Nineteen-year-old Pip explains what it is like to be fostered.

I’ve been in care since I was three and I’m 19 now. When I was living with my old foster carer I used to come to Andi’s for respite - that’s how I first met her. I’ve now been here, at Andi’s, about two-and-a-half years. When I first visited, I used to say, ‘Oh, I wish I lived here’ and I’m so glad that that wish has come true. Before that, I was living on my own with a foster carer and I didn’t really enjoy living there. Eventually, I had a meeting about it and the outcome was that I couldn’t stay where I was. Then Andi stepped up and said, ‘Pip’s coming with me’ - she said that she wanted to continue caring for me because I’m not much trouble. It’s nice of her and I hope I don’t give her anything to worry about!


I get on really well with her birth children, so it was all quite easy. She’s very different to other foster carers – she lets me grow up and gives me space and freedom. What you’ve got to realise is that everyone is different – but with Andi it feels like a good match. She’s fostered for an awful long time so she’s got a lot of experience. She’s fostered over 80 kids! I’m so glad she didn’t decide to retire - she always says to me that everything happens for a reason.

The only downside right now is that I’m nearing the time when I have to leave Andi’s – and I’m not looking forward to that because I love it here.

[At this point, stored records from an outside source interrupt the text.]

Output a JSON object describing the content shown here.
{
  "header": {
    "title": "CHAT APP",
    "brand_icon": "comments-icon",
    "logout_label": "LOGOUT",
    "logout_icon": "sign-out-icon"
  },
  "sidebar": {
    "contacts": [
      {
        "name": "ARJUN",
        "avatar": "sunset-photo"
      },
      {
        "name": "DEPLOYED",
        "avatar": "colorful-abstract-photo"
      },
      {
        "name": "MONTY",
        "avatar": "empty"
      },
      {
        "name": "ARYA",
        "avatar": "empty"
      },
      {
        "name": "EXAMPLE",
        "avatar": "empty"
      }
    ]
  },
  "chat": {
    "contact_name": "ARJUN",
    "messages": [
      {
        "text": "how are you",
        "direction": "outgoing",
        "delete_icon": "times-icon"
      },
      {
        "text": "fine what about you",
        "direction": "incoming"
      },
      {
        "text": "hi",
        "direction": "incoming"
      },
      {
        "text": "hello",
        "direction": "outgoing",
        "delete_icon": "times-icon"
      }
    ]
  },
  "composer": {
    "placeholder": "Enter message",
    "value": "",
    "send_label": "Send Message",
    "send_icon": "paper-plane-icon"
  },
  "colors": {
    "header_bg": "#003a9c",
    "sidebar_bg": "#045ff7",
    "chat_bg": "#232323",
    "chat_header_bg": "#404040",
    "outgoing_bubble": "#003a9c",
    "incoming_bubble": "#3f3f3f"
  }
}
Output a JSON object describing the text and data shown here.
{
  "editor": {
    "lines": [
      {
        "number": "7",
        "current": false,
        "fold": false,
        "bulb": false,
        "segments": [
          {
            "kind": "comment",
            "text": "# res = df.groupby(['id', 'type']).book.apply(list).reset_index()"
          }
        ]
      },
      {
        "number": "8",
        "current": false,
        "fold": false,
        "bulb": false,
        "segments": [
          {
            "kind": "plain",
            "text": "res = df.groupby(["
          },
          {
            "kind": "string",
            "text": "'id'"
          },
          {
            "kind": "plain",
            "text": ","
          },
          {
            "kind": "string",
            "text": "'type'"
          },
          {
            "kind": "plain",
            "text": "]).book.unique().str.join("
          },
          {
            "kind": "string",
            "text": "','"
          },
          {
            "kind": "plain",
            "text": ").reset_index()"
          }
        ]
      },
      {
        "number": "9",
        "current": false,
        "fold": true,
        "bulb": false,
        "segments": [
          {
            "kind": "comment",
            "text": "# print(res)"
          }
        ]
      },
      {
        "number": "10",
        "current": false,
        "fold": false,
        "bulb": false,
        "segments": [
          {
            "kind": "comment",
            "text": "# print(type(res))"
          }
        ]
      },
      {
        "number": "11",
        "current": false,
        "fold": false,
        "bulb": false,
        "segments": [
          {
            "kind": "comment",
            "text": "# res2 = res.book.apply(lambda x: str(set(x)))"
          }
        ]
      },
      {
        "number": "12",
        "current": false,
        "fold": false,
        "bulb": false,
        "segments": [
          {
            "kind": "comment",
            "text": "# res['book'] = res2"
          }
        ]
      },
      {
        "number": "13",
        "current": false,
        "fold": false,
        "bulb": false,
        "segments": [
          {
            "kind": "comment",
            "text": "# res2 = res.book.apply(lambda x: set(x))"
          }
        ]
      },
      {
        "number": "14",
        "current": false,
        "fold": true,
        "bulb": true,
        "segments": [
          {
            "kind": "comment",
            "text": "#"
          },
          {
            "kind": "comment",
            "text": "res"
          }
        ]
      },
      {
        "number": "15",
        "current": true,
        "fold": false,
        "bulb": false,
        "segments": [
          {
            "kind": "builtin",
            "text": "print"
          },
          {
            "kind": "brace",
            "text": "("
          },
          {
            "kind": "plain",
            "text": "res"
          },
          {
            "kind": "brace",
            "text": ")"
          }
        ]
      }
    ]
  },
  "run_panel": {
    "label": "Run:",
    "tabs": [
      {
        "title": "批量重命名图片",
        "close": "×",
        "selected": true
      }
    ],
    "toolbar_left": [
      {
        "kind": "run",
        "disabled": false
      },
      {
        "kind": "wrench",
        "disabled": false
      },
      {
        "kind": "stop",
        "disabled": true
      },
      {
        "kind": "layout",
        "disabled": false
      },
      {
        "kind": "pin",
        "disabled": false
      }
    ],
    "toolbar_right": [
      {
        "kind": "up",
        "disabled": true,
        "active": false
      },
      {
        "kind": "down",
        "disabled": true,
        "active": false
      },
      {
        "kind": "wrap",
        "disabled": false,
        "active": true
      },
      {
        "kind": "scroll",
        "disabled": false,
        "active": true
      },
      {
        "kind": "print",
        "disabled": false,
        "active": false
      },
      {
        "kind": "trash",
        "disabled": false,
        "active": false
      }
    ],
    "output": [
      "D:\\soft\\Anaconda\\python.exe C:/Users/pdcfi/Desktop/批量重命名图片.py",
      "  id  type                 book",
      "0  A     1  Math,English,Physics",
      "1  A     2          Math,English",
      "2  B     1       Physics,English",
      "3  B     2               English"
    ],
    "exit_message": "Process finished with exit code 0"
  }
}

I’ve got to say that I really do give credit to people who foster because it’s a very hard job. People have to realise that when you’re looking after somebody else’s child, they’ve been brought up a certain way and they may bring all their troubles with them. So if people are interested in fostering, that’s great because it is a very hard job - I wouldn’t be able to do it! You’ve got to be up for the commitment. From what I know, it’s 24/7 and you’ve got to love kids to do it. It’s a big thing, but if you want to help change someone’s life then that’s great.